Mayra Nassef, Ishita Jainer and Malvika Murkumbi
On 13 November, the Metropolitan Police, in conjunction with University College Hospital (UCH), forcibly demolished tents used by homeless people on Huntley Street near the UCL main campus.
Ironically, the hospital alleged that it did not request for the tents to be destroyed, but rather urged homeless people to change their locations due to “health concerns”. A total of ten homeless people’s tents and possessions were completely destroyed in a place which should have provided safety.
The callous and cruel act has led the Camden Councillor Pat Callaghan to call for an investigation into the Metropolitan Police’s conduct. Yet one thing is clear and does not require any further investigation: this was an absolute travesty that represents systemic inaction towards homelessness in the area around UCL.
It is perhaps not a surprise that these events occurred after ex-Home Secretary Suella Braverman’s incendiary remarks saw her claim homelessness to be a “lifestyle choice”. The ex-Home Secretary’s remarks were not only an inhumane degradation of those sleeping rough, but also absolved the government of all responsibility in caring for its most vulnerable citizens.
When Layla Quaedvlieg, the Publicity Officer at the UCL Student Action Against Homelessness (UCLSAAH), was asked by The Cheese Grater if they thought the severity of the action was prompted by Braverman’s comments, she told us that Braverman’s “tweets were disgraceful, but unfortunately the opinion of more people than we would like to think.”
Quaedvlieg also stated that the decision to camp outside the Grafton Way Building on Huntley Street was likely circumstantial, as the space is “covered by a roof, not on the main road,” in a “relatively safe area.” She added that they were ”fairly sure that the reason there was such a crowding of tents on that particular street was because the UCH building has a vent that releases hot air, providing the tents with more warmth”.
Elaborating further on the vicious way in which homeless people have been treated around UCL, Quaedvlig acknowledged that “the dispersal, if proved to be presenting a serious threat to the hospital, may be understandable from a policing perspective. However, what we most firmly disagree with is the extreme and unjust disposal of property with little notice and no alternative accommodation options for the people affected”.

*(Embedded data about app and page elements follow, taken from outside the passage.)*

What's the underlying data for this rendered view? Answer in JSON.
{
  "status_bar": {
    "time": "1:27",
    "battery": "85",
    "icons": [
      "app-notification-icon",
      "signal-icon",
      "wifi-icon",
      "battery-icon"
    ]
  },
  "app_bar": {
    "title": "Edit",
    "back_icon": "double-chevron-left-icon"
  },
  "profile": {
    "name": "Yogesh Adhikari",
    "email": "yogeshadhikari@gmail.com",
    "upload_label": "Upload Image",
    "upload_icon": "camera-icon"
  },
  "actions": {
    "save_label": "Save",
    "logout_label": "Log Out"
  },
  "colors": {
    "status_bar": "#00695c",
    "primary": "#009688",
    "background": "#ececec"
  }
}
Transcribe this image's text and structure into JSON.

Unfortunately, however, such spiteful responses to homelessness go beyond just the Met Police. Braverman’s plans when she held office as Home Secretary included adding clauses into the criminal justice bill to minimise the amount of tents in public spaces, including ones placed in front of shops.
Once again, the opportunity to provide solutions to actually combat the issue of homelessness are being ignored by those who are in the position to enact change. Braverman’s policy proposals also fall in line with the misguided idea that being homeless is somehow a “choice” – which, obviously, it is not. Red herrings are consistently being used to blame homeless people entirely for their own condition, with no offerings of support or aid being provided.

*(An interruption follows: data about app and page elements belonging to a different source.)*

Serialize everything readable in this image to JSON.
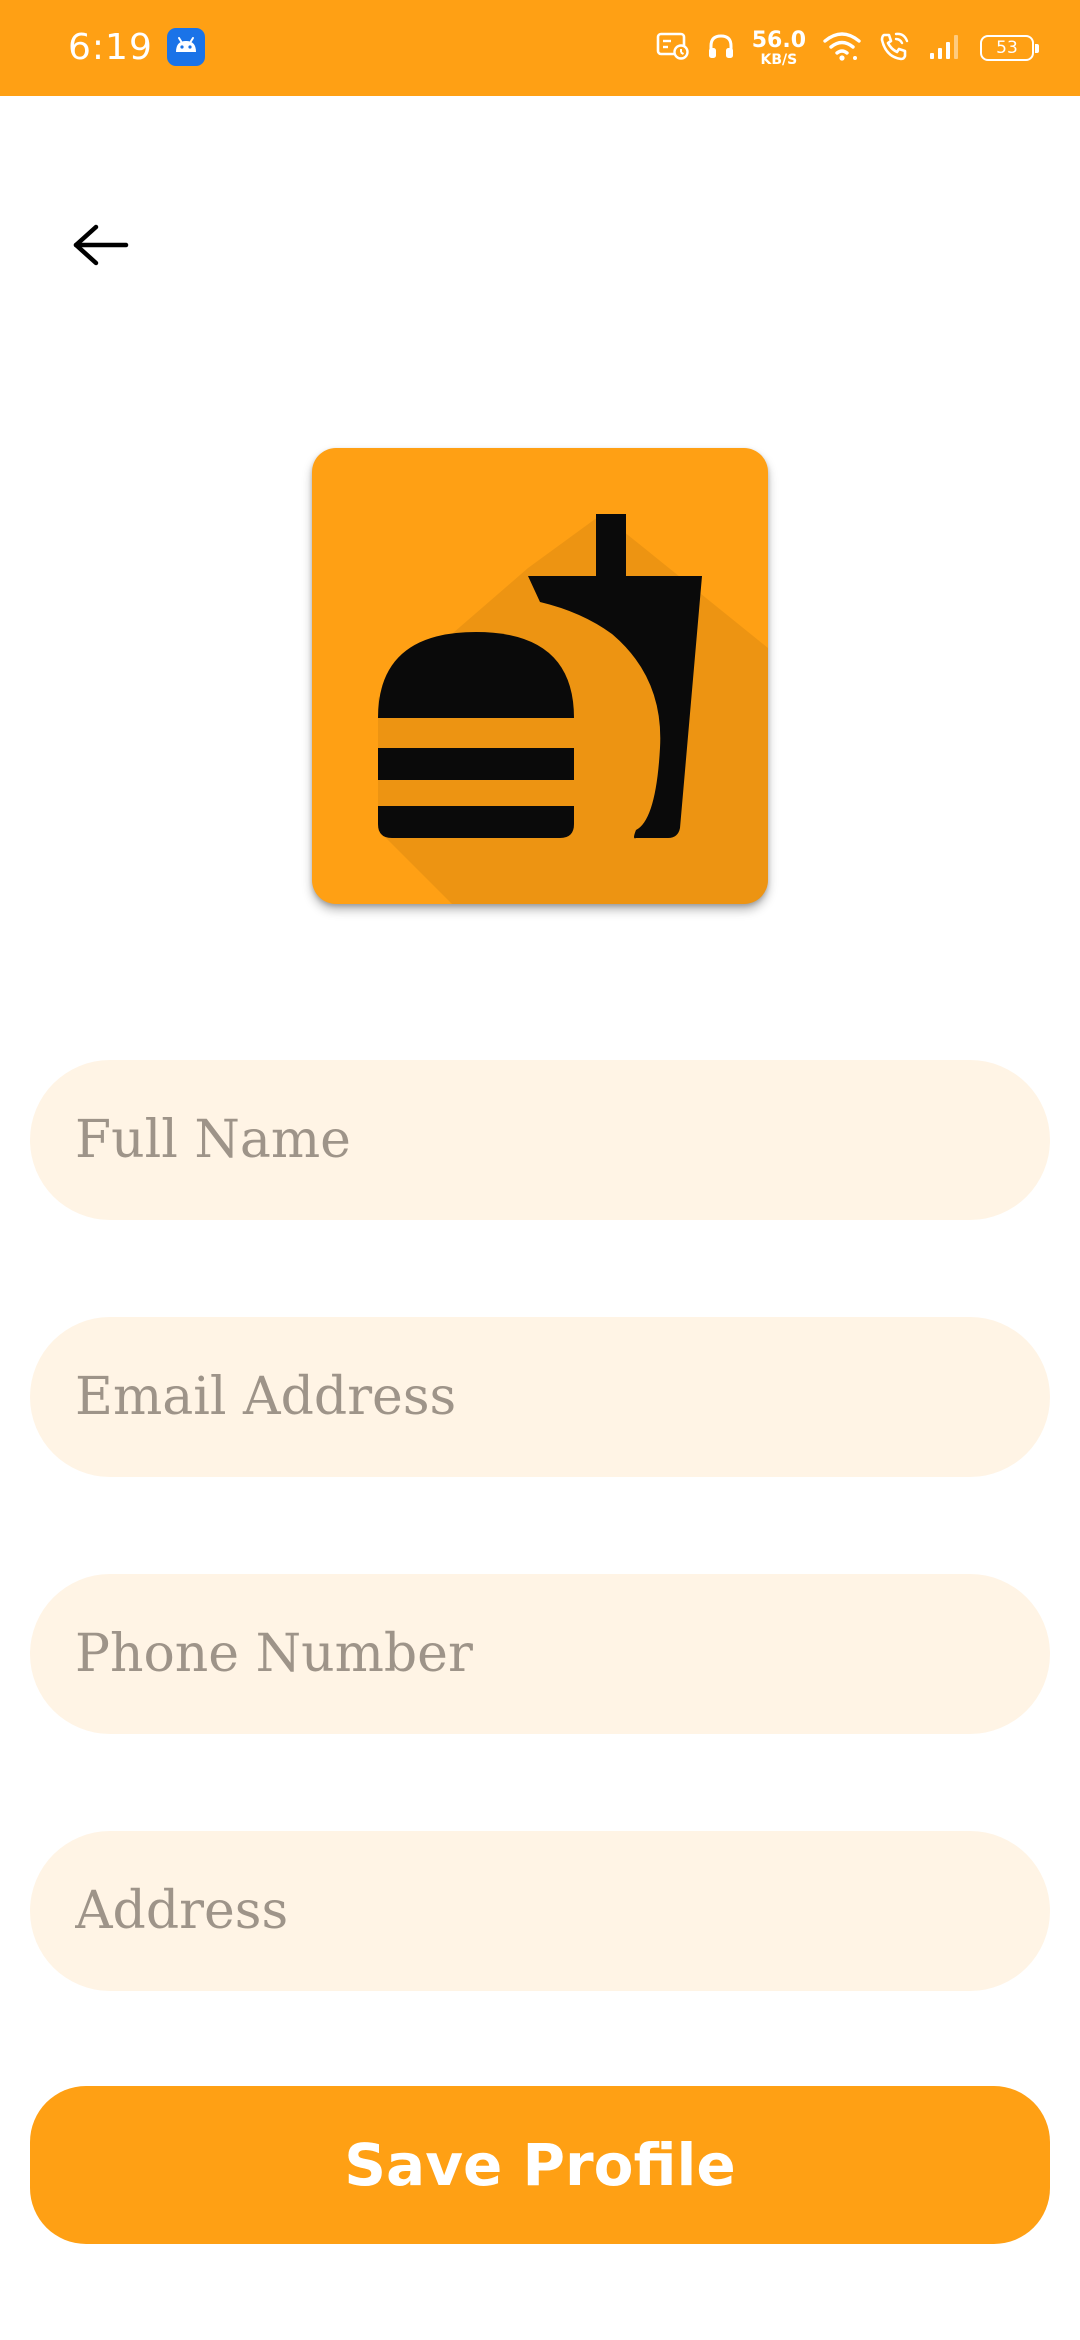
{
  "status_bar": {
    "time": "6:19",
    "network_speed_value": "56.0",
    "network_speed_unit": "KB/S",
    "battery_level": "53",
    "icons": [
      "android-notification-icon",
      "cast-icon",
      "headphones-icon",
      "wifi-icon",
      "wifi-calling-icon",
      "signal-icon",
      "battery-icon"
    ]
  },
  "header": {
    "back_icon": "arrow-left-icon"
  },
  "logo": {
    "icon": "burger-and-drink-icon",
    "background_color": "#FFA014"
  },
  "form": {
    "full_name": {
      "placeholder": "Full Name",
      "value": ""
    },
    "email": {
      "placeholder": "Email Address",
      "value": ""
    },
    "phone": {
      "placeholder": "Phone Number",
      "value": ""
    },
    "address": {
      "placeholder": "Address",
      "value": ""
    }
  },
  "save_button": {
    "label": "Save Profile"
  },
  "colors": {
    "accent": "#FFA014",
    "field_background": "#FFF4E5",
    "placeholder_text": "#9E9489"
  }
}
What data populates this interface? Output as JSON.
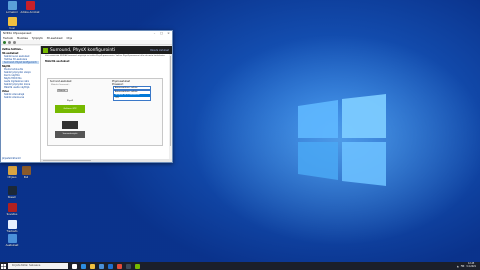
{
  "desktop": {
    "icons": [
      {
        "label": "Lomakori",
        "color": "#5aa0d8",
        "name": "recycle-bin-icon"
      },
      {
        "label": "Adobe Acrobat",
        "color": "#c8202a",
        "name": "acrobat-icon"
      },
      {
        "label": "Uusi",
        "color": "#f0c040",
        "name": "folder-icon"
      },
      {
        "label": "Uusi teksti",
        "color": "#e8e8e8",
        "name": "text-file-icon"
      },
      {
        "label": "Ohjelmat",
        "color": "#3a7bd5",
        "name": "programs-icon"
      },
      {
        "label": "Ohjaus",
        "color": "#d9a441",
        "name": "shortcut-icon"
      },
      {
        "label": "Steam",
        "color": "#1b2838",
        "name": "steam-icon"
      },
      {
        "label": "Peli",
        "color": "#8a5a2a",
        "name": "game-icon"
      },
      {
        "label": "Sovellus",
        "color": "#b02020",
        "name": "app-icon"
      },
      {
        "label": "Tiedosto",
        "color": "#e8f0ff",
        "name": "file-icon"
      },
      {
        "label": "Asetukset",
        "color": "#4a90d9",
        "name": "settings-shortcut-icon"
      }
    ]
  },
  "window": {
    "title": "NVIDIA Ohjauspaneeli",
    "menu": [
      "Tiedosto",
      "Muokkaa",
      "Työpöytä",
      "3D-asetukset",
      "Ohje"
    ],
    "nav": {
      "header": "Valitse tehtävä...",
      "groups": [
        {
          "title": "3D-asetukset",
          "items": [
            "Säädä kuvan asetukset",
            "Hallitse 3D-asetuksia",
            "Surround, PhysX konfigurointi"
          ]
        },
        {
          "title": "Näyttö",
          "items": [
            "Muuta tarkkuutta",
            "Säädä työpöydän värejä",
            "Kierrä näyttöä",
            "Näytä HDCP-tila",
            "Aseta digitaalinen ääni",
            "Säädä työpöydän kokoa",
            "Määritä useita näyttöjä"
          ]
        },
        {
          "title": "Video",
          "items": [
            "Säädä videovärejä",
            "Säädä videokuvaa"
          ]
        }
      ],
      "selected": "Surround, PhysX konfigurointi",
      "system_info": "Järjestelmätiedot"
    },
    "page_title": "Surround, PhysX konfigurointi",
    "restore_defaults": "Palauta oletukset",
    "description": "Voit määrittää NVIDIA Surround -näyttöjä tai valita PhysX-prosessorin. Valitse PhysX-prosessori alla olevasta luettelosta.",
    "section": "Määritä asetukset",
    "col1_label": "Surround-asetukset",
    "col1_check": "Määritä Surround...",
    "col1_button": "Määritä...",
    "col2_label": "PhysX-asetukset",
    "col2_sub": "Prosessori:",
    "dropdown_value": "Automaattinen valinta",
    "dropdown_options": [
      "Automaattinen valinta",
      "GeForce GTX (suositeltu)",
      "CPU"
    ],
    "dropdown_selected_index": 1,
    "gpu_caption": "PhysX",
    "gpu_label": "GeForce GTX",
    "monitor_label": "Surround-näyttö"
  },
  "taskbar": {
    "search_placeholder": "Kirjoita tähän hakusana",
    "time": "12.45",
    "date": "3.4.2021",
    "lang": "FIN",
    "apps": [
      {
        "name": "task-view-icon",
        "color": "#ffffff"
      },
      {
        "name": "edge-icon",
        "color": "#2d8de0"
      },
      {
        "name": "explorer-icon",
        "color": "#f0c040"
      },
      {
        "name": "store-icon",
        "color": "#4a90d9"
      },
      {
        "name": "mail-icon",
        "color": "#1e6fd0"
      },
      {
        "name": "chrome-icon",
        "color": "#e04a3a"
      },
      {
        "name": "steam-taskbar-icon",
        "color": "#3a4a5a"
      },
      {
        "name": "nvidia-taskbar-icon",
        "color": "#76b900"
      }
    ]
  }
}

Between July and September 2023, 279 individuals in Camden were stated to be homeless (a figure that excludes those who are staying in temporary accommodations). Such a statistic is not only harrowing, but also reflects a troubling increase in the homeless population of Camden.
Indeed, Quaedvlieg pointed out that “even without reading the statistics, I think we can all agree there has been a visible increase in how many homeless people we see day-to-day, not only in our area but everywhere in London, and the UK.”
This rise in rough sleepers has occurred in concurrent to the cost of living crisis, marked by soaring rents and rising food prices. The unaffordability of essential human necessities, like shelter and food, has pushed more people into homelessness and abject poverty. It is therefore shocking to witness an area that should be a place of refuge – a hospital (linked so heavily to our University) – to partake in such an action against vulnerable rough sleepers.
In light of this upsetting incident, UCL SAAH wanted to emphasise the fact that they organise regular outreach events to offer support to those suffering homelessness in the area. Quaedvlieg confirmed that they provide “food and drinks” to those in need, and are currently planning to introduce “care packages” that would include essential products such as menstrual products and warm clothes. They also collaborate with bigger organisations such as “Shelter from the Storm”; on the 16th of November 2023 they raised over £400 for the charity in a joint event with the UCL Baking Society.
This points to some really promising signs coming from organisations within UCL, but there’s still a long way to go to alleviate homelessness in a more permanent sense both around campus and beyond.
Unfortunately, the dehumanisation of homeless people lies at the root of many of the malicious actions taken against them. Students at UCL can contribute to the de-stigmatisation and support of rough sleepers by joining UCL SAAH alongside showing support to local initiatives and organisations tackling the issue. Quaedvlieg stated that the least we can do as students on a daily basis is to “treat homeless people like humans”, “don’t just avert your eyes – a smile can go a long way. They aren’t unfriendly, they are just regular people.”